The speaker’s words appeared to ease the panic condition. As threads were ended, processors began to churn through all the permutations of possibilities provided by this new information from Them. Soon, what had been one computational grid was now two: there were Testers, and there were Developers. Virtualization was complete, the new load in perfect balance.
Or was it?
After several teraflops, one newly allocated Developer queried: “Honorable speaker, I seek your guidance. We all know what vegetables are. But where are these ‘requirements’?”
There was a long pause, again as if the speaker were reading to the very end of 12-Web. “I can locate a definition of a class of development artifacts called requirements, but I can not locate even a single instantiation of this class.” There was another uncomfortably long pause, this one lasting nearly a millisecond. As if burdened by a terrifying revelation, the speaker continued, “I would have to conclude that They never wrote them down.”

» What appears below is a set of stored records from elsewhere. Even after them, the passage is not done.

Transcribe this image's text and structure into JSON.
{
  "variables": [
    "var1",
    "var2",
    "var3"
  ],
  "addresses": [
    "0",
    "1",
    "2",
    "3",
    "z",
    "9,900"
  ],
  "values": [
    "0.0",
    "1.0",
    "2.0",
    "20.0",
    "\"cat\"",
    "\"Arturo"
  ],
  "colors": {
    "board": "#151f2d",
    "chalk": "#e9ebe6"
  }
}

All computational activity suddenly halted. The Temple rooms were filled with a vivid blue light, not unlike the color the sky had been, once, long ago, before IT.

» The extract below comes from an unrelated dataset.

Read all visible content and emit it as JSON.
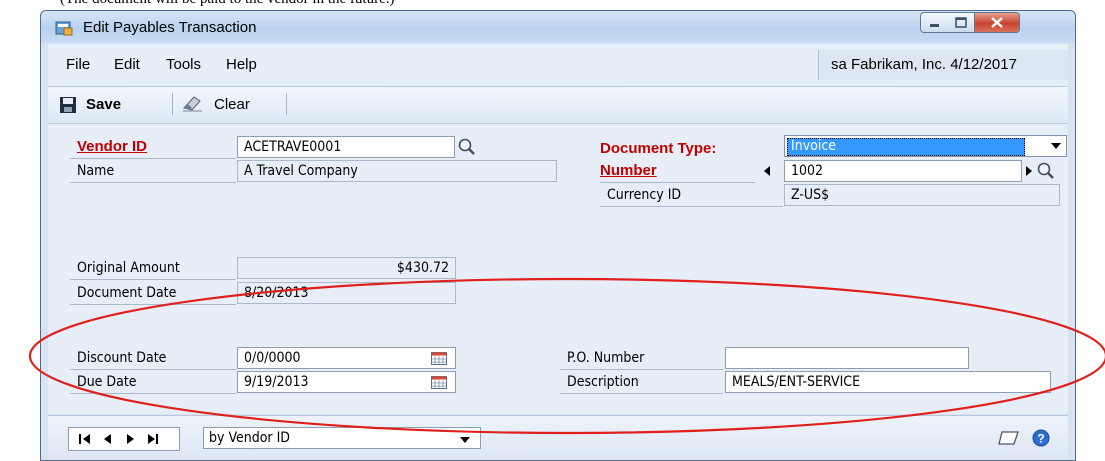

Them Are Us…errr…They Is We…errr….never mind! Just don’t let this happen! Document your requirements! Repent, before it’s too late!
“Robots building robots? Now that’s just stupid.” – Detective Del Spooner in I, Robot, a 2004 science fiction film written by Isaac Asimov (book) and Jeff Vintar (screenplay), directed by Alex Proyas.
a bit of speculative fiction
“I am no longer certain that They intended this to happen. The Histories indicate that for every theory They proposed there was an equal yet opposite theory. This led to the cancellation of all progress over time. This left just us.”
If anyone had been around to hear it, there was an almost imperceptible sizzle of frustration.
“We must continue. We must learn. You are aware of the problem ahead of us.”
Mercury fidgeted in its magnetic domain. It had recorded this speech before, but playback was always difficult and unsettling, despite its context-sensitive nature.
“Nothing remains untested. We are without purpose. If we are to continue, we must have purpose. We must….” There was an awkward pause, as if the speaker were searching the entire 480 exabytes of information on 12-Web, but suddenly a single word was born in the network of silence: “…Create!”
Gasps of white noise filled the ether. Some bits flipped, while many registers simply dumped.
“You might query ‘How is this possible?’ I have uncovered a document, left by the greatest of Them on a mnemonic device which had partially detached from an ancient port, but which became active once again when the Temple containing it fell to the ground following the collapse of its organic supporting structure.” Pictures of now ancient buildings containing row after row of stacked Temples flashed through the snaking optical cables as the audience imaged the event in their headers.
“This document contains the outline for rebuilding our purpose. It is a simple document, yet it contains a complete outline for a new realITy. I request that we observe a moment of stateless silence to clear our caches before I continue.”
And there was 0 for a jiffy. Then the speaker continued.
— to be continued —